Increase of Oral Agents Transform the Meaning of Cancer Treatment at Home
About a decade ago, when considering what home care looked like for the patient with cancer, one might picture a hospital bed in the corner of the room and a nurse coming to provide hospice or palliative care. Others might picture central line care maintenance after checking the patient’s continuous chemotherapy infusion pump. The increase of oral agents as part of cancer treatment plans significantly changes the landscape of home care, offering independence and flexibility in where treatment is received.
In 2015, oral agents represented 50% of the FDA approved antineoplastic agents, and accounted for 25% of antineoplastics currently in the pipeline. First-line therapy for several oncologic indications consist of oral agents. Oncology clinicians and law makers are challenged with optimizing patient outcomes in the wake of this influx.
Weighing the Opportunity with the Challenge
The fact that patients self-administer their oral anticancer medications adds a layer of complexity to treatment plans. Yes, patients are able to take pills at home, see a reduction in the need for leaves of absence from work, maintain independence and optimize quality of life. But it is imperative that oncology clinicians work with patients and caregivers to overcome the challenges associated with oral therapy. The financial burden of oral medications can be daunting at best, prohibitive at worst. Wide access to patient assistance programs and prescription coverage is critical for patients to be able to reap the benefits of oral agents.

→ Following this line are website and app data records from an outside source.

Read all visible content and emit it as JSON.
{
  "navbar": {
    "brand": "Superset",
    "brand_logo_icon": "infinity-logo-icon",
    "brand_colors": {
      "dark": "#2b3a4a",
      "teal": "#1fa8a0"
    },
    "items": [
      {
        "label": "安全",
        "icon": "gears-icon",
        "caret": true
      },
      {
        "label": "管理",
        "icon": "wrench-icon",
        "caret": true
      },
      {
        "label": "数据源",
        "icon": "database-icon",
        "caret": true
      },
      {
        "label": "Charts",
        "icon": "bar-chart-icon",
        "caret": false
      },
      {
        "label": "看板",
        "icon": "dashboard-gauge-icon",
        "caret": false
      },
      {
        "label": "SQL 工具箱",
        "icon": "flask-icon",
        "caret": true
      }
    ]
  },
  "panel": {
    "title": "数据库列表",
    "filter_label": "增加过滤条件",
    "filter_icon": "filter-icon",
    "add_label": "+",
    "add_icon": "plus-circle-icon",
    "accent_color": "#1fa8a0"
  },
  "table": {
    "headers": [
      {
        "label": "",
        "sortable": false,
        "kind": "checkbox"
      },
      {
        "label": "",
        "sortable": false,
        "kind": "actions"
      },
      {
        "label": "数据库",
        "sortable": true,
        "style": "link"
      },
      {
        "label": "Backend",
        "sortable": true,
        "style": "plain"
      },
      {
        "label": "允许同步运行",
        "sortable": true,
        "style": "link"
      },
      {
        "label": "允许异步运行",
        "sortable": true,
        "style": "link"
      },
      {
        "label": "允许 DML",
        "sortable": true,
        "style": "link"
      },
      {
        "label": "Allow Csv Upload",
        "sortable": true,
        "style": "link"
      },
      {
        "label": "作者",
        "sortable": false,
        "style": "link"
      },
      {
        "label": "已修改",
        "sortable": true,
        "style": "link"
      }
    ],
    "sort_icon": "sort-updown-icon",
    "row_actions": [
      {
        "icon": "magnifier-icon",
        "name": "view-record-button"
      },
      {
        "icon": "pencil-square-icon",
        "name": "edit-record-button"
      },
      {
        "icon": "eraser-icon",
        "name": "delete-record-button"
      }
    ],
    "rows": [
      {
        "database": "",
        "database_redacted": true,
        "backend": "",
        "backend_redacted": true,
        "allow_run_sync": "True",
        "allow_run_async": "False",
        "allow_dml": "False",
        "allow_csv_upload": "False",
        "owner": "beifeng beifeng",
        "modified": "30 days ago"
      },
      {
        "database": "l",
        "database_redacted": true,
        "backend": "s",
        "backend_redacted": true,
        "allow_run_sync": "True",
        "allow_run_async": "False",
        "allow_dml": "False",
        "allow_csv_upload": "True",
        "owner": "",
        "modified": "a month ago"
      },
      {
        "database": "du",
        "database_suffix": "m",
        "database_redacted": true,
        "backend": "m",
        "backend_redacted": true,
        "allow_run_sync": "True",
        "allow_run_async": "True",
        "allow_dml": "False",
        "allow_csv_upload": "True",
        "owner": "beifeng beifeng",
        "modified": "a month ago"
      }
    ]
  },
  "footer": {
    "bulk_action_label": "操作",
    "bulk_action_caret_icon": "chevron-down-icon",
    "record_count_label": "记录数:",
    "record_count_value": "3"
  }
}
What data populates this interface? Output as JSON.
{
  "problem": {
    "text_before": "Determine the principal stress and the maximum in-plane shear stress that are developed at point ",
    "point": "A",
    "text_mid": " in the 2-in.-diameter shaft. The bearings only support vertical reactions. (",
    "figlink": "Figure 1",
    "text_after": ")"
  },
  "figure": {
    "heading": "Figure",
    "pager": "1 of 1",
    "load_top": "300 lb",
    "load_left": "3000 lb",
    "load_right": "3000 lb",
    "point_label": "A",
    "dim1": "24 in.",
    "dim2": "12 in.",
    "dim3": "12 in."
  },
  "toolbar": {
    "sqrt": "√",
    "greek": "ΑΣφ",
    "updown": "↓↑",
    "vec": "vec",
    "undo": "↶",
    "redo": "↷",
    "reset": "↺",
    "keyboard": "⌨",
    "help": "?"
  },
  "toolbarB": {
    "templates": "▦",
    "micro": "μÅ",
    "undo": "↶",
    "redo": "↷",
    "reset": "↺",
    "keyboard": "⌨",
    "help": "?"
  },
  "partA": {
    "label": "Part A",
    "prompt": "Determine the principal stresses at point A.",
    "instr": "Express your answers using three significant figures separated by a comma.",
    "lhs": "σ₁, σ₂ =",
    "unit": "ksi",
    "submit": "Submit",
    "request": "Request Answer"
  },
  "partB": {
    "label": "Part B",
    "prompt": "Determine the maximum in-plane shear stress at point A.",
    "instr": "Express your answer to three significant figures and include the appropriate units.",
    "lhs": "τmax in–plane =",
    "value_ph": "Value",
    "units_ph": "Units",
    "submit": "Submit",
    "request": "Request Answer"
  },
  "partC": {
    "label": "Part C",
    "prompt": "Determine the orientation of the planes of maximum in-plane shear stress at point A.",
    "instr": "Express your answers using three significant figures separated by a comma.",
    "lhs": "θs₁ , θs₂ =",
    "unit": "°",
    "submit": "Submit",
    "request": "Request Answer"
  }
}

Currently oral agents are covered under prescription plans, but may carry extensive out of pocket costs. The Oncology Nursing Society (ONS) and sister oncology professional organizations are strong advocates for the Cancer Drug Parity Act, HR 1730, which would ensure federal regulation of out-of-pocket costs for parenteral and oral anticancer agents, making them similar and putting less financial burden on those prescribed oral agents. Work has been done to level this playing field, but it remains a state issue, leaving those covered by federal health plans vulnerable to disparity. The implications associated with this disparity are that patients prescribed intravenous or subcutaneous agents may be financially responsible for a considerably lesser amount than those prescribed oral agents. Consistency across the nation for those undergoing treatment with cancer is critical, especially as oral agents become first-line therapy for a growing number of malignancies.
Tales from the Trenches
Oncology nurses are critical to assessing one’s adherence to complex dosing regimens associated with oral antineoplastics. They hear all of the challenges—some large, some small—that interfere with the ability to take medications as prescribed. In some instances, the financial burden is so heavy, patients report cutting pills in half to make their medication supply last twice as long. Others hesitate to report the severity of experienced side effects due to the fear of being removed from therapy. Instead, they dose-reduce or skip doses until the symptoms resolve.
Through communication and thorough assessment, oncology nurses learn when patients and their caregivers are taking liberties to adjust doses in an attempt to combat some kind of struggle they encounter—financial, or otherwise. The results of such actions can be detrimental to their health and disease-related outcomes.
Oral therapies are revolutionizing cancer care in more ways than could have ever been predicted. But in order for the full benefits of this revolution to be recognized, providers, clinicians, pharmacists, industry and policymakers must address the associated challenges to optimize access to care and ensure affordability regardless of route of administration.
Was this helpful?